If it feels as though you are consistently the last one to know about what is going on at work, this may be another thing that means it’s time for you to leave. If you find yourself being excluded from meetings and struggling to get any one-to-one time with your boss or supervisors, this could be a warning sign. This could point to your bosses seeing you as more of a “body filling a desk” rather than a valuable contributor for the team. Whatever way you look at it, this is bad news for your career and could mean that it is time to go.

The future of the company doesn’t look good

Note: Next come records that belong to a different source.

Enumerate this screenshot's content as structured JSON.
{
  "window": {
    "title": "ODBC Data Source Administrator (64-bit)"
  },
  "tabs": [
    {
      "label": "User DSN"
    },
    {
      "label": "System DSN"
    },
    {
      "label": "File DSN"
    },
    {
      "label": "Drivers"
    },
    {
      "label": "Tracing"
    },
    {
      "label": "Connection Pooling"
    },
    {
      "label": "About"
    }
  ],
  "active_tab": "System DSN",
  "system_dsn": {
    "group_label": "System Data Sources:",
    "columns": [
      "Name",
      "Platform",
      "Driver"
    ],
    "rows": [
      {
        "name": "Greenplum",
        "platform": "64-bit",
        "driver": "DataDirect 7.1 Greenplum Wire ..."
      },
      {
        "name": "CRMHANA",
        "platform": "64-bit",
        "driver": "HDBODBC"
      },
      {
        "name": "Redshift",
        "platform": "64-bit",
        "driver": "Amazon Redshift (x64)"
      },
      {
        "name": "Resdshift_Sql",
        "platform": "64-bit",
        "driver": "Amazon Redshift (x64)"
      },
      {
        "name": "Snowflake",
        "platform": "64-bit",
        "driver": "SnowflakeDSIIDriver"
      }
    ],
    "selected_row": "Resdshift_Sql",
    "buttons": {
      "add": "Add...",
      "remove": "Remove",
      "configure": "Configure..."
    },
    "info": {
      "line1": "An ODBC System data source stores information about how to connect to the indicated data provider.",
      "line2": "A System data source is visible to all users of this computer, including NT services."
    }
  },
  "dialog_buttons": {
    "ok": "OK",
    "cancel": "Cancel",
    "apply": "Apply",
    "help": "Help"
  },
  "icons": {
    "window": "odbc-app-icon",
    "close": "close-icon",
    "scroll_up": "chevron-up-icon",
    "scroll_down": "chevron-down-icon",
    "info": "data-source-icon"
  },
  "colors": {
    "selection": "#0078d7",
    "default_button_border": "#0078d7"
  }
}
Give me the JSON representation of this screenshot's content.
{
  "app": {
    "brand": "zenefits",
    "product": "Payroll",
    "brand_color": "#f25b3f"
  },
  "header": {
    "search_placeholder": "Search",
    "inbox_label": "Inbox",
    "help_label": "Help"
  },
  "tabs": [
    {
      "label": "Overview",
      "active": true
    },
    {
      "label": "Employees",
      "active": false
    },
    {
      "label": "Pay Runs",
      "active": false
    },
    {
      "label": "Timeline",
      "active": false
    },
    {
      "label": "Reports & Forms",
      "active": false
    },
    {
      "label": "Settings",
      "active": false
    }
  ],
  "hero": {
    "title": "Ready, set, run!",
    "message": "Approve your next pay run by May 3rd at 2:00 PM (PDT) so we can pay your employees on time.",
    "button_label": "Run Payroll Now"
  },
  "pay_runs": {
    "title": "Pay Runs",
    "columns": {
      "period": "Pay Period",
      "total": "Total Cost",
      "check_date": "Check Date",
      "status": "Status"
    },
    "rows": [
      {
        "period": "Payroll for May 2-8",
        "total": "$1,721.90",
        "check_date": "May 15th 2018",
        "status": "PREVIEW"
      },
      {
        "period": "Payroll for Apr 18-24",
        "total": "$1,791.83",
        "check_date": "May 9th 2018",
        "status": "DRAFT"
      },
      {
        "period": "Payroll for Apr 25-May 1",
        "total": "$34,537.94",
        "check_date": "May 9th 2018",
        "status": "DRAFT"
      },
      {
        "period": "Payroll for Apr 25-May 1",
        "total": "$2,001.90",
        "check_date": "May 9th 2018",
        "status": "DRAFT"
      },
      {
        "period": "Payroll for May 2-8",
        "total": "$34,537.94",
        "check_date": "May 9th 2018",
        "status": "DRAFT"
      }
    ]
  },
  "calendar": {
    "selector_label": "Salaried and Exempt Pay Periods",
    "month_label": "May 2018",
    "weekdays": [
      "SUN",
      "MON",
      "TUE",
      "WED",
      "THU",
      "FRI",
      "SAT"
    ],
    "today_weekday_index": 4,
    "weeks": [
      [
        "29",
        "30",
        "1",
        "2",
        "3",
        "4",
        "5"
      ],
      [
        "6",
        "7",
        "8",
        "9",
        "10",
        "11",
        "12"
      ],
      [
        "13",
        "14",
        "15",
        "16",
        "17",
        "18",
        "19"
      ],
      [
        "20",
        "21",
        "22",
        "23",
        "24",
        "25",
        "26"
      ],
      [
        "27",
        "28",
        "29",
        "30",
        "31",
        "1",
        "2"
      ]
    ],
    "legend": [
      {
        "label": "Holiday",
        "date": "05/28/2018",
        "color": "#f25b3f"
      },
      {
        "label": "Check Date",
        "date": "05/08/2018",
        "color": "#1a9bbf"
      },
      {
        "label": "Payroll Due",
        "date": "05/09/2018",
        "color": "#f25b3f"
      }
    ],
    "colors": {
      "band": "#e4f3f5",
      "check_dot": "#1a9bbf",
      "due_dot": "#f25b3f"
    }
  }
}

If you have started to notice an increase in things like closed door meetings, upper management departures and the need for management approval on even the most minor of expenses, these could all be signs that the company itself is facing a turbulent time. If you have genuine reasons to suspect that the company, and henceforth your job, might be in trouble, it might be worth considering a move elsewhere. If you leave it too long, you could find yourself competing for roles with your former colleagues!

Remaining in a job that you would be better off moving on from can be detrimental to many areas of your life, particularly (and obviously) your career. If you have given it your best shot and tried every option to improve your situation and are still not seeing any big changes, it might be time to admit that it’s time to move on.

Most companies are keen to keep their team members around long-term and in some cases, if you speak to your boss about how you are feeling, there may be steps that they can take to improve things for you. It could just be that they are not aware of how badly you are feeling. Having said this, don’t let them talk you into anything that you are not completely happy with! Make sure you ask yourself if you are really going to feel that much happier at work in the long term after a slight pay rise or a few additional responsibilities. 

If you need inspiration on how to keep your team happy, motivated and with your company for the foreseeable future, you can download our free eBook, which is full of advice on staff retention.